YOUR TASK
Reduce the material below to its lines containing "html".
□ □ □ □ □
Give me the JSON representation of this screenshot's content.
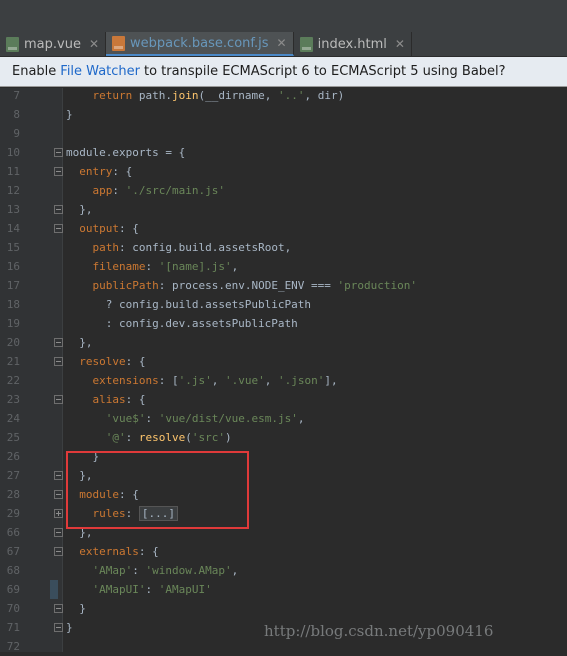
{
  "tabs": [
    {
      "label": "map.vue",
      "icon": "vue-file-icon",
      "active": false
    },
    {
      "label": "webpack.base.conf.js",
      "icon": "js-file-icon",
      "active": true
    },
    {
      "label": "index.html",
      "icon": "html-file-icon",
      "active": false
    }
  ],
  "banner": {
    "prefix": "Enable",
    "link": "File Watcher",
    "suffix": "to transpile ECMAScript 6 to ECMAScript 5 using Babel?"
  },
  "code_lines": [
    {
      "num": "7",
      "tokens": [
        [
          "kw",
          "    return "
        ],
        [
          "plain",
          "path."
        ],
        [
          "fn",
          "join"
        ],
        [
          "plain",
          "(__dirname, "
        ],
        [
          "str",
          "'..'"
        ],
        [
          "plain",
          ", dir)"
        ]
      ]
    },
    {
      "num": "8",
      "tokens": [
        [
          "plain",
          "}"
        ]
      ]
    },
    {
      "num": "9",
      "tokens": [
        [
          "plain",
          ""
        ]
      ]
    },
    {
      "num": "10",
      "tokens": [
        [
          "plain",
          "module.exports = {"
        ]
      ]
    },
    {
      "num": "11",
      "tokens": [
        [
          "plain",
          "  "
        ],
        [
          "kw",
          "entry"
        ],
        [
          "plain",
          ": {"
        ]
      ]
    },
    {
      "num": "12",
      "tokens": [
        [
          "plain",
          "    "
        ],
        [
          "kw",
          "app"
        ],
        [
          "plain",
          ": "
        ],
        [
          "str",
          "'./src/main.js'"
        ]
      ]
    },
    {
      "num": "13",
      "tokens": [
        [
          "plain",
          "  },"
        ]
      ]
    },
    {
      "num": "14",
      "tokens": [
        [
          "plain",
          "  "
        ],
        [
          "kw",
          "output"
        ],
        [
          "plain",
          ": {"
        ]
      ]
    },
    {
      "num": "15",
      "tokens": [
        [
          "plain",
          "    "
        ],
        [
          "kw",
          "path"
        ],
        [
          "plain",
          ": config.build.assetsRoot,"
        ]
      ]
    },
    {
      "num": "16",
      "tokens": [
        [
          "plain",
          "    "
        ],
        [
          "kw",
          "filename"
        ],
        [
          "plain",
          ": "
        ],
        [
          "str",
          "'[name].js'"
        ],
        [
          "plain",
          ","
        ]
      ]
    },
    {
      "num": "17",
      "tokens": [
        [
          "plain",
          "    "
        ],
        [
          "kw",
          "publicPath"
        ],
        [
          "plain",
          ": process.env.NODE_ENV === "
        ],
        [
          "str",
          "'production'"
        ]
      ]
    },
    {
      "num": "18",
      "tokens": [
        [
          "plain",
          "      ? config.build.assetsPublicPath"
        ]
      ]
    },
    {
      "num": "19",
      "tokens": [
        [
          "plain",
          "      : config.dev.assetsPublicPath"
        ]
      ]
    },
    {
      "num": "20",
      "tokens": [
        [
          "plain",
          "  },"
        ]
      ]
    },
    {
      "num": "21",
      "tokens": [
        [
          "plain",
          "  "
        ],
        [
          "kw",
          "resolve"
        ],
        [
          "plain",
          ": {"
        ]
      ]
    },
    {
      "num": "22",
      "tokens": [
        [
          "plain",
          "    "
        ],
        [
          "kw",
          "extensions"
        ],
        [
          "plain",
          ": ["
        ],
        [
          "str",
          "'.js'"
        ],
        [
          "plain",
          ", "
        ],
        [
          "str",
          "'.vue'"
        ],
        [
          "plain",
          ", "
        ],
        [
          "str",
          "'.json'"
        ],
        [
          "plain",
          "],"
        ]
      ]
    },
    {
      "num": "23",
      "tokens": [
        [
          "plain",
          "    "
        ],
        [
          "kw",
          "alias"
        ],
        [
          "plain",
          ": {"
        ]
      ]
    },
    {
      "num": "24",
      "tokens": [
        [
          "plain",
          "      "
        ],
        [
          "str",
          "'vue$'"
        ],
        [
          "plain",
          ": "
        ],
        [
          "str",
          "'vue/dist/vue.esm.js'"
        ],
        [
          "plain",
          ","
        ]
      ]
    },
    {
      "num": "25",
      "tokens": [
        [
          "plain",
          "      "
        ],
        [
          "str",
          "'@'"
        ],
        [
          "plain",
          ": "
        ],
        [
          "fn",
          "resolve"
        ],
        [
          "plain",
          "("
        ],
        [
          "str",
          "'src'"
        ],
        [
          "plain",
          ")"
        ]
      ]
    },
    {
      "num": "26",
      "tokens": [
        [
          "plain",
          "    }"
        ]
      ]
    },
    {
      "num": "27",
      "tokens": [
        [
          "plain",
          "  },"
        ]
      ]
    },
    {
      "num": "28",
      "tokens": [
        [
          "plain",
          "  "
        ],
        [
          "kw",
          "module"
        ],
        [
          "plain",
          ": {"
        ]
      ]
    },
    {
      "num": "29",
      "tokens": [
        [
          "plain",
          "    "
        ],
        [
          "kw",
          "rules"
        ],
        [
          "plain",
          ": "
        ],
        [
          "folded",
          "[...]"
        ]
      ]
    },
    {
      "num": "66",
      "tokens": [
        [
          "plain",
          "  },"
        ]
      ]
    },
    {
      "num": "67",
      "tokens": [
        [
          "plain",
          "  "
        ],
        [
          "kw",
          "externals"
        ],
        [
          "plain",
          ": {"
        ]
      ]
    },
    {
      "num": "68",
      "tokens": [
        [
          "plain",
          "    "
        ],
        [
          "str",
          "'AMap'"
        ],
        [
          "plain",
          ": "
        ],
        [
          "str",
          "'window.AMap'"
        ],
        [
          "plain",
          ","
        ]
      ]
    },
    {
      "num": "69",
      "tokens": [
        [
          "plain",
          "    "
        ],
        [
          "str",
          "'AMapUI'"
        ],
        [
          "plain",
          ": "
        ],
        [
          "str",
          "'AMapUI'"
        ]
      ]
    },
    {
      "num": "70",
      "tokens": [
        [
          "plain",
          "  }"
        ]
      ]
    },
    {
      "num": "71",
      "tokens": [
        [
          "plain",
          "}"
        ]
      ]
    },
    {
      "num": "72",
      "tokens": [
        [
          "plain",
          ""
        ]
      ]
    }
  ],
  "watermark": "http://blog.csdn.net/yp090416",
  "colors": {
    "editor_bg": "#2b2b2b",
    "keyword": "#cc7832",
    "string": "#6a8759",
    "function": "#ffc66d",
    "highlight_border": "#e03a3a",
    "link": "#1e68c9"
  }
}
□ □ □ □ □
FINISHED TASK
      "label": "index.html",
      "icon": "html-file-icon",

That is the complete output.